Why you should strive for integration, not balance

“Hi. How are you?”

This is a pretty standard greeting as we acknowledge co-workers in the morning or begin a phone conversation. In fact, it’s become the kind of question that rarely, if ever, requires a serious response. If we do get a real answer, it often feels awkward or even intrusive.

For some time I’ve noticed that the response I usually get when I ask, “How are you?” is “busy,” “crazy,” or “stressed.” It seems like most of us are running in different directions, struggling to manage it all, and striving to make a difference in our personal and professional lives. The common thread is the desire to achieve a greater work-life balance.

While it is something many of us talk about, I want to challenge the notion of work-life balance. Balance suggests equilibrium –– that our work and personal lives are evenly distributed. I don’t think that’s possible or even desirable. On any given week, the facets of our lives are ebbing and flowing.

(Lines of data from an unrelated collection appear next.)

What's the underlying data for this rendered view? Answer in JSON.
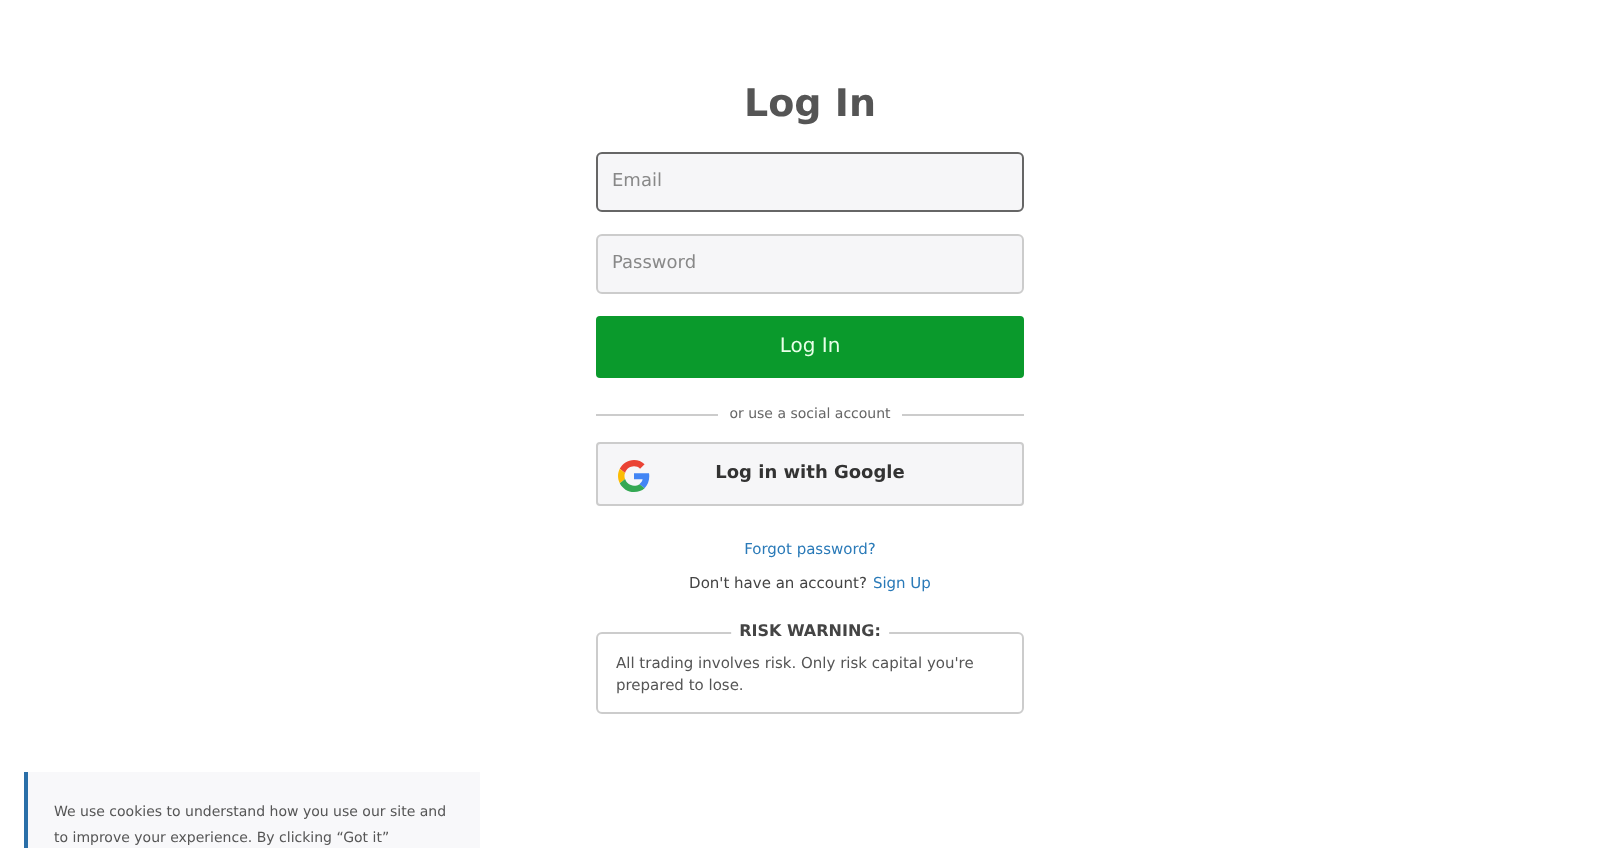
{
  "title": "Log In",
  "fields": [
    {
      "placeholder": "Email",
      "focused": true
    },
    {
      "placeholder": "Password",
      "focused": false
    }
  ],
  "submit": "Log In",
  "divider": "or use a social account",
  "social_button": "Log in with Google",
  "forgot": "Forgot password?",
  "signup": {
    "prompt": "Don't have an account?",
    "link": "Sign Up"
  },
  "risk": {
    "heading": "RISK WARNING:",
    "text": "All trading involves risk. Only risk capital you're prepared to lose."
  },
  "cookie_banner": {
    "text": "We use cookies to understand how you use our site and to improve your experience. By clicking “Got it”"
  }
}
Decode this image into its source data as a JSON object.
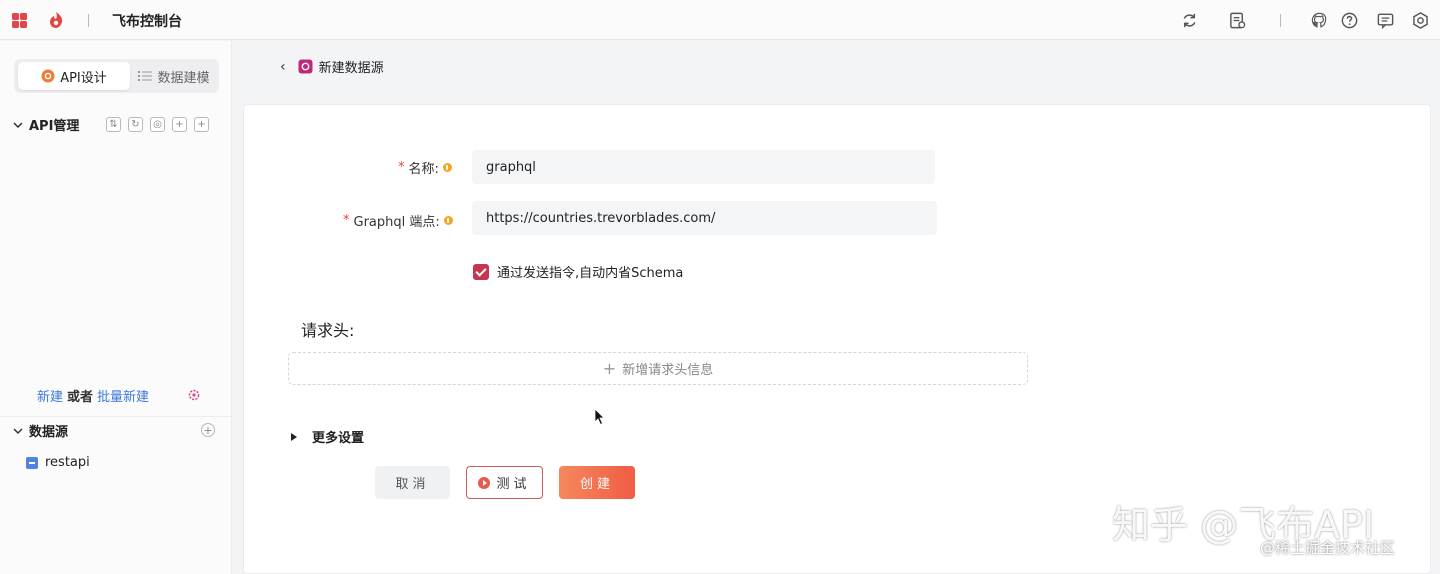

For example, over the past couple of years I have found myself helping to care for an elderly parent. The “life” side of the equation changed dramatically. When I travel for a client engagement, work is fairly consuming.

I think “balance” indicates that our work and personal lives are entirely separate –– that they have nothing in common with each other (i.e., when I go to work I leave my personal life at home and vice versa). This just isn’t true. The boundaries are certainly blurred. In our complex lives, we often need to attend to personal things during the course of a “normal” workday. And, with 24/7 connectivity, we know that for many of us, work easily drifts into all hours of the day and night.

(Continued)

 

Very early in my career, a vice president of human resources told me he expected employees to leave their personal lives at the door. I can remember thinking that it wasn’t quite that simple –– that we don’t have an on-off switch that allows us to regulate the various aspects of our lives. Plus, by shutting off one segment of our life when we walk into or out of work, we lose part of what makes us who we are.

Instead of focusing on balance, I like the idea of work-life integration. Integration suggests I’m combining the various parts of my life into a whole. Sometimes one area gets more attention, sometimes another. The challenge is to ensure that in the complete picture I call my life, all of those things that are important or meaningful are incorporated.

I’m certainly not alone in talking about integration instead of balance. Many organizations are helping to create work-life integration by implementing flexible schedules, allowing remote work, supporting health and wellness regimes, and encouraging midday energy breaks (e.g., a quick walk around the block, a short meditation, or other options for employees to reenergize during the work day). These ideas help pave the way for a more fully integrated life and lead to happier employees.

Click here to sign up for the free IB ezine – your twice-weekly resource for local business news, analysis, voices, and the names you need to know. If you are not already a subscriber to In Business magazine, be sure to sign up for our monthly print edition here.